ECB overstepped its mandate, German top court says
07.02.14 @ 16:39
Berlin - Germany's Federal Constitutional Court on Friday (7 February) for the first time in its history referred a case to the EU's top judges - with the final ruling key to the future stability of the eurozone.
The case concerns the European Central Bank's (ECB's) controversial bond-buying proposal, a not-yet activated scheme announced in September 2012, which is largely considered to be the main reason why the euro-crisis has stabilised.
The German court said that the bank overstepped its mandate when promising to buy as many government bonds as necessary to stabilise the euro, known as Outright Monetary Transactions (OMT).
“Subject to the interpretation by the Court of Justice of the European Union, the Federal Constitutional Court considers the OMT Decision incompatible with primary law,” the Karlsruhe-based court said in a statement.
It added, however, that a different ruling could be issued by the ECJ, "if the OMT decision could be interpreted as in conformity with primary law."
The German judges argue that the ECB overstepped its mandate because it promised to engage in what can be considered government financing, even if the bonds would not bought directly from the governments, but from traders.
According to EU law, the ECB is forbidden to directly fund governments.
But, if the OMT scheme was applied "restrictively" with a series of caveats - particularly that bond purchases are "limited" - it could be deemed legal, the German court said.
The case had been brought to the Karlsruhe court by the German Central Bank (Bundesbank), who opposed the scheme from the very beginning.
“The ECB takes note of the announcement made today by the German constitutional court,” the ECB said in a statement.
“The ECB reiterates that the OMT programme falls within its mandate,” it added.
A similar statement was made by the European Commission, where a spokesman on Friday said the EU executive is "confident" that the OMT is legal.
The parts of the constitutional challenge referring to Germany's participation in the eurozone bailout fund (ESM) will be ruled upon on 18 March.
As for the OMT final ruling, Karlsruhe will wait until the ECJ pronounces its verdict - a process which could take up to 16 months.
"It does not happen a lot that the German Constitutional Court passes sensitive decisions on to the European level," ING Bank's chief economist Carsten Brzeski said in an emailed statement.

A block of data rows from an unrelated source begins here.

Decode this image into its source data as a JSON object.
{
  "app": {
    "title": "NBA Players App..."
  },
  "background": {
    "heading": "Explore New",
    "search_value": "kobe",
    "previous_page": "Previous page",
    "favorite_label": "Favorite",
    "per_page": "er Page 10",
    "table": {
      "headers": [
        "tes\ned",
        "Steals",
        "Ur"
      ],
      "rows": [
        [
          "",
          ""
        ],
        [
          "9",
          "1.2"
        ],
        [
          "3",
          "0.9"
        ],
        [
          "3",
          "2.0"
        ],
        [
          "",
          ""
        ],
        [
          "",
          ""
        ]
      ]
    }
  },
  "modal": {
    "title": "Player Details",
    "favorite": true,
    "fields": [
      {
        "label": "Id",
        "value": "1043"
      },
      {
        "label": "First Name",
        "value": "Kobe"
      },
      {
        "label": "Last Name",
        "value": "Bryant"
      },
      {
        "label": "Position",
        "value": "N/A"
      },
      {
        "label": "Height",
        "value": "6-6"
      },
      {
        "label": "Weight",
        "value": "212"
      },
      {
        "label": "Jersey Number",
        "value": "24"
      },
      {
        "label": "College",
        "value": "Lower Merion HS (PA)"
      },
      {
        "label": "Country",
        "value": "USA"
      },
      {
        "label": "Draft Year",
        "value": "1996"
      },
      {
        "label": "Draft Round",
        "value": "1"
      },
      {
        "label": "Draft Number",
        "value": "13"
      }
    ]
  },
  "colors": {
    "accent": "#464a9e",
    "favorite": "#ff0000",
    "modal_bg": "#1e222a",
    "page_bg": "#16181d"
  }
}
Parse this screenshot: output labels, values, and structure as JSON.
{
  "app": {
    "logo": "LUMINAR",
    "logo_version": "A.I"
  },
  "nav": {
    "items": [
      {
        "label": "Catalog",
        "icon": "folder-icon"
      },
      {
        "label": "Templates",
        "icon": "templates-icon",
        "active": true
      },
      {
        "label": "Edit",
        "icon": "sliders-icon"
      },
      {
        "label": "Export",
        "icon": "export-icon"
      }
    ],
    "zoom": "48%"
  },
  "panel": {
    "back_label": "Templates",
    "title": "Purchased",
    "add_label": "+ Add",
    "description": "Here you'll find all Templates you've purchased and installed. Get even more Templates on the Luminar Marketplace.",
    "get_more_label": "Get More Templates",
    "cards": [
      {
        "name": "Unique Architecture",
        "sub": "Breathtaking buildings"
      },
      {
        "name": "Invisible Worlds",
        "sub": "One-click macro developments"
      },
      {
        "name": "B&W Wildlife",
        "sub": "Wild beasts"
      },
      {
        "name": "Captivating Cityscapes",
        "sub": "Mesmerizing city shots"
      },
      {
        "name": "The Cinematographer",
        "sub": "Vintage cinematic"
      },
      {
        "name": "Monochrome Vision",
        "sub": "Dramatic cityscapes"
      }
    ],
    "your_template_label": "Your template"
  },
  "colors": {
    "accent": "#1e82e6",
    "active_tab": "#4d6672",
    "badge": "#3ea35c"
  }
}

"Today’s announcement therefore could either be a sign that the Court has reached its legal limits on European issues or that the issue is so tricky and touchy that it is better to pass it on," he added.
While the "fear factor" that Karlsruhe may repel OMT has been "clearly reduced," Brzeski warned that it is "not a given" that the ECJ will rubber-stamp the scheme.

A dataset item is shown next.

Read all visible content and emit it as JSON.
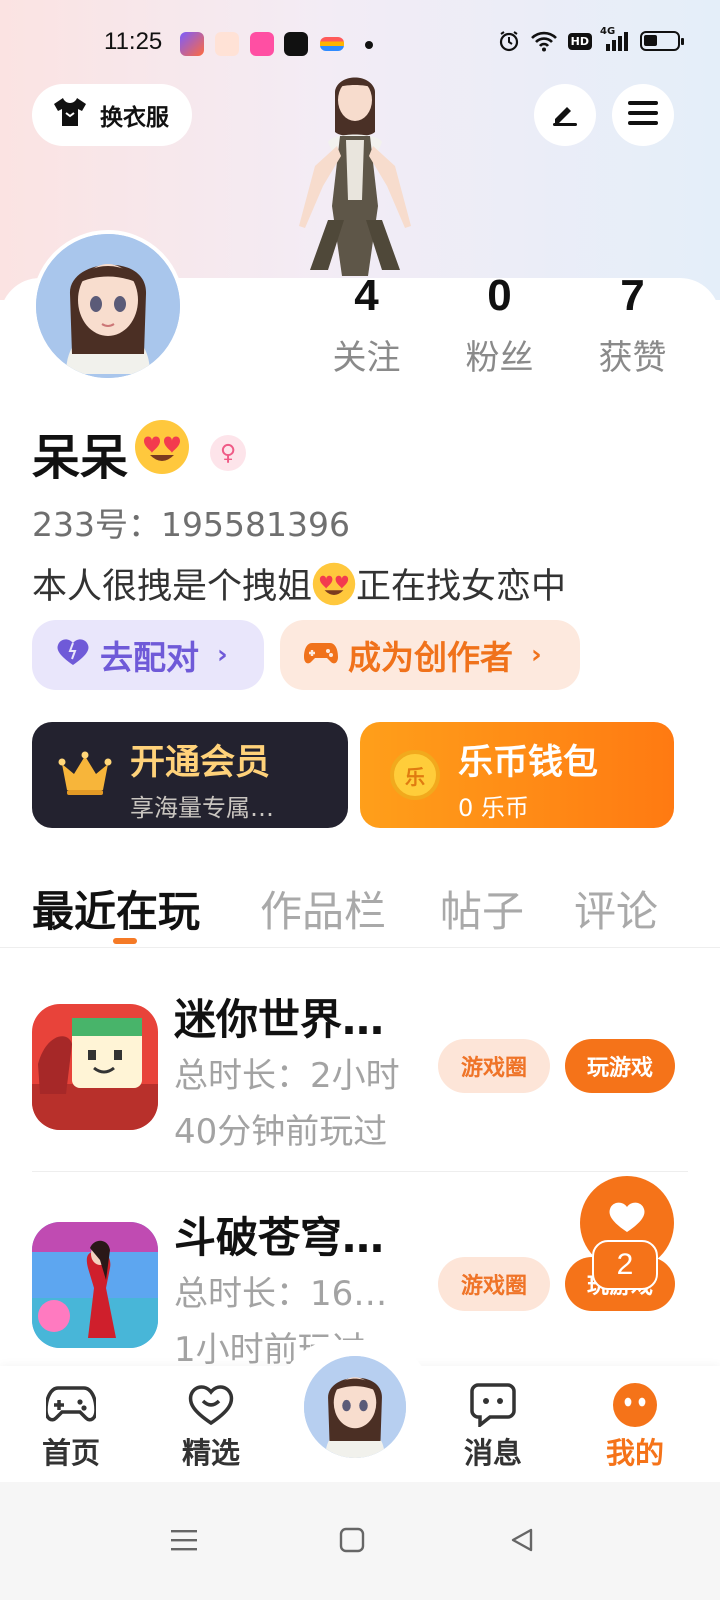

The euro fell slightly on the news against the US dollar, the British pound and the Swiss franc.